“All that is necessary then is to rest undistractedly in the immediate present, in this very instant in time. And if we become drawn away by thoughts, by longings, by hopes and fears, again and again we can return to this present moment. We are here.” -Pema Chödrön
Pema Chodron’s book, When Things Fall Apart contains so many gems each time it is read and reread. Although written as a Buddhist student’s guide, the wisdom and guidance provided throughout the book are relevant to any mediation practitioner, and truthfully, to any human being. Particularly sought after during challenging times, the honesty and directness that are Chödrön’s teachings in When Things Fall Apart, provide actionable ways to shift from trying to escape feelings of worthlessness, heartbreak, loneliness, or craving (addiction) into being comfortable in the present moment with compassion for oneself and those around us. Whether going through a traumatic life experience such as a divorce or coming home after a stressful workday feeling down, this book shows us that we are human in our suffering and we have everything we need to heal.
We all suffer and go through difficult times at some point in our lives, and this basic reality is what Pema Chödrön builds on from the beginning of her book. Offering meditation as a way to learn to be present with our triggers or aggression or unworthiness, the author provides basic meditation instruction from her own teacher, Trungpa Rinpoche, such as placing gentle awareness on the out-breath and labeling thoughts that arise during meditation as “thinking” before returning to the present moment. Of meditation, Chödrön says “Meditation is an invitation to notice when we reach our limit and to not get carried away by hope and fear. Through meditation we’re able to see clearly what’s going on with our thoughts and emotions, and we can also let them go. What’s encouraging about meditation is that even if we shut down, we can no longer shut down in ignorance.” Any moderately experienced meditation practitioner can attest to the fact that after practicing for a certain period of time, we become far more aware of how we react and respond to difficult situations in our lives, even if we may not immediately be able to pause and change or soften our reaction, we seemingly all of a sudden see the way we are clearly. The emphasis on loving-kindness is another key point in Chödrön’s teachings, and the practice of labeling our thoughts “thinking” is one way to cultivate this unconditional friendliness toward ourselves through our practice. “Saying “thinking” is a very interesting point in the meditation. It’s the point at which we can consciously train in gentleness and in developing a nonjudgmental attitude.” She goes on to explain that this is one of the few instances in our lives in which we can actively strengthen our capacity for compassion.

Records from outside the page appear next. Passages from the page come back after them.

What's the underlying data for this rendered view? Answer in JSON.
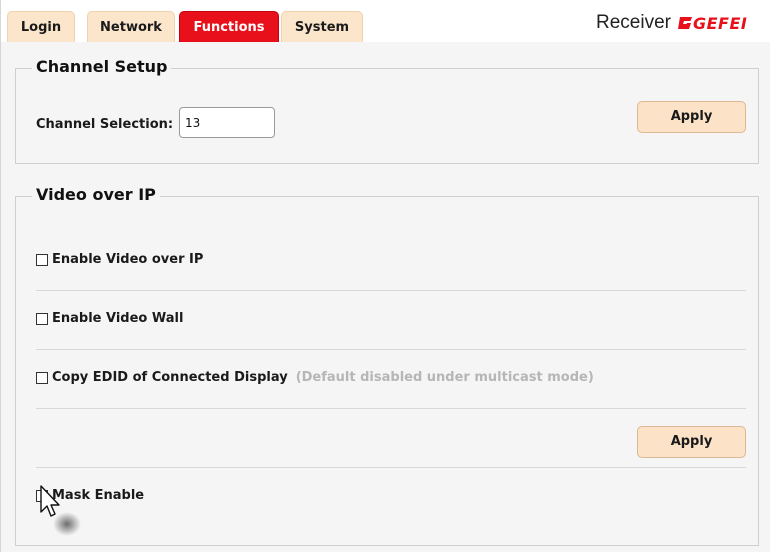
{
  "tabs": [
    {
      "label": "Login",
      "active": false
    },
    {
      "label": "Network",
      "active": false
    },
    {
      "label": "Functions",
      "active": true
    },
    {
      "label": "System",
      "active": false
    }
  ],
  "brand": {
    "title": "Receiver",
    "logo_text": "GEFEI",
    "accent_color": "#e8101a"
  },
  "channel_setup": {
    "legend": "Channel Setup",
    "channel_label": "Channel Selection:",
    "channel_value": "13",
    "apply_label": "Apply"
  },
  "video_over_ip": {
    "legend": "Video over IP",
    "options": [
      {
        "label": "Enable Video over IP",
        "checked": false,
        "note": ""
      },
      {
        "label": "Enable Video Wall",
        "checked": false,
        "note": ""
      },
      {
        "label": "Copy EDID of Connected Display",
        "checked": false,
        "note": "(Default disabled under multicast mode)"
      }
    ],
    "apply_label": "Apply",
    "mask": {
      "label": "Mask Enable",
      "checked": false
    }
  },
  "colors": {
    "tab_active": "#e8101a",
    "tab_inactive": "#fbe6cc",
    "button": "#fce2c7",
    "note_text": "#b6b6b6"
  },
  "icons": {
    "logo": "gefen-g-logo-icon",
    "cursor": "mouse-pointer-icon"
  }
}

The book is chockfull of wisdom and relatable examples, as well as practical advice, including a later chapter entitled “Three Methods for Working with Chaos” in which three different ways of meditating are offered to the practitioner.

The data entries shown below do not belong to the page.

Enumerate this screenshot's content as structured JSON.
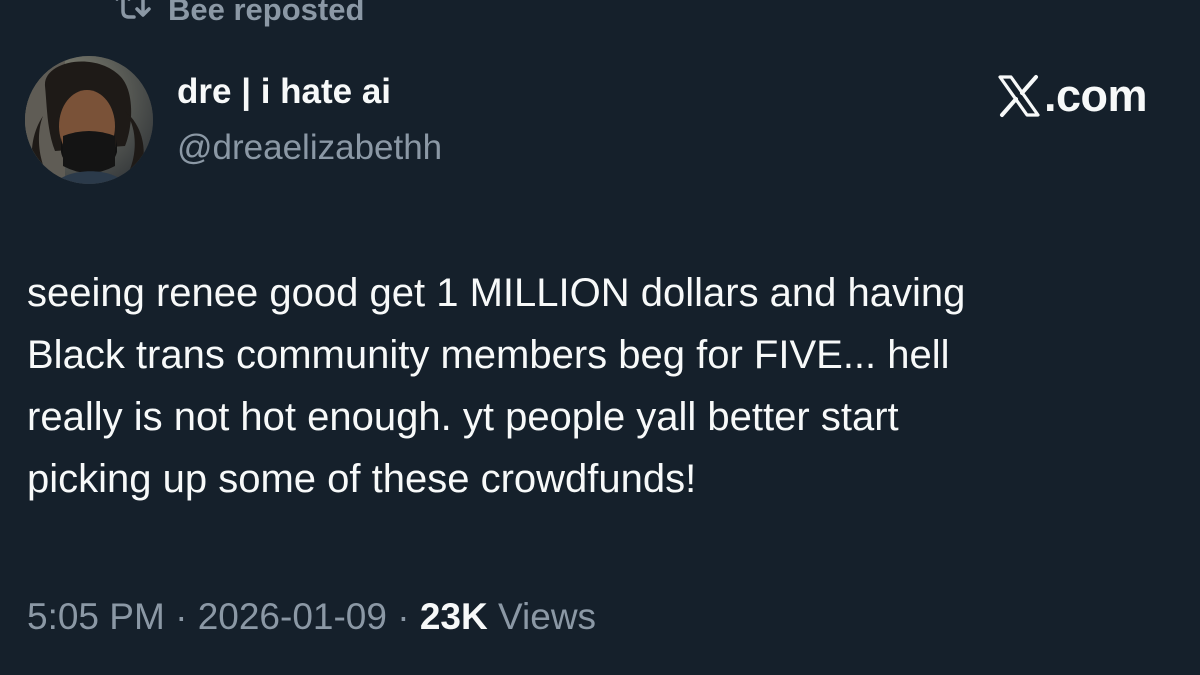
{
  "repost": {
    "icon": "repost-icon",
    "label": "Bee reposted"
  },
  "author": {
    "avatar_icon": "avatar-photo",
    "display_name": "dre | i hate ai",
    "handle": "@dreaelizabethh"
  },
  "brand": {
    "icon": "x-logo-icon",
    "label": ".com"
  },
  "post": {
    "lines": [
      "seeing renee good get 1 MILLION dollars and having",
      "Black trans community members beg for FIVE... hell",
      "really is not hot enough. yt people yall better start",
      "picking up some of these crowdfunds!"
    ]
  },
  "meta": {
    "time": "5:05 PM",
    "separator": " · ",
    "date": "2026-01-09",
    "views_count": "23K",
    "views_label": " Views"
  },
  "colors": {
    "background": "#15202b",
    "primary_text": "#f7f9f9",
    "secondary_text": "#8b98a5"
  }
}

Regarding mindfulness in particular, Pema Chödrön says it poetically as always: “But mindfulness doesn’t stop with formal meditation. It helps us relate with all the details of our lives. It helps us see and hear and smell, without closing our eyes or our ears or our noses. It’s a lifetime’s journey to relate honestly to the immediacy of our experience and to respect ourselves enough not to judge it.”
This book can serve as a reference text over the course of our lives, offering solid reminders when they are most needed. Everyone will come away from reading When Things Fall Apart feeling deeply aware of our humanness, significantly more compassionate, and ready to handle whatever may come our way.

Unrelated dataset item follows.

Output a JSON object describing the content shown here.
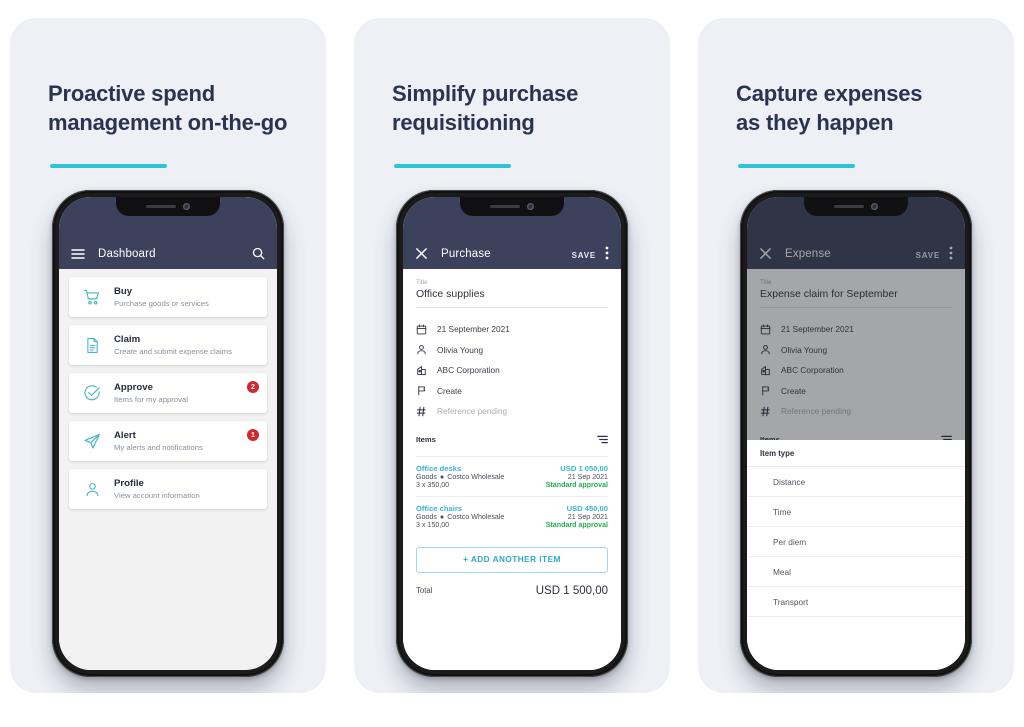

Meditation instructor Alice Lash offers mindfulness meditation in Miami. Begin or re-establish a mindfulness meditation practice by registering for a class today.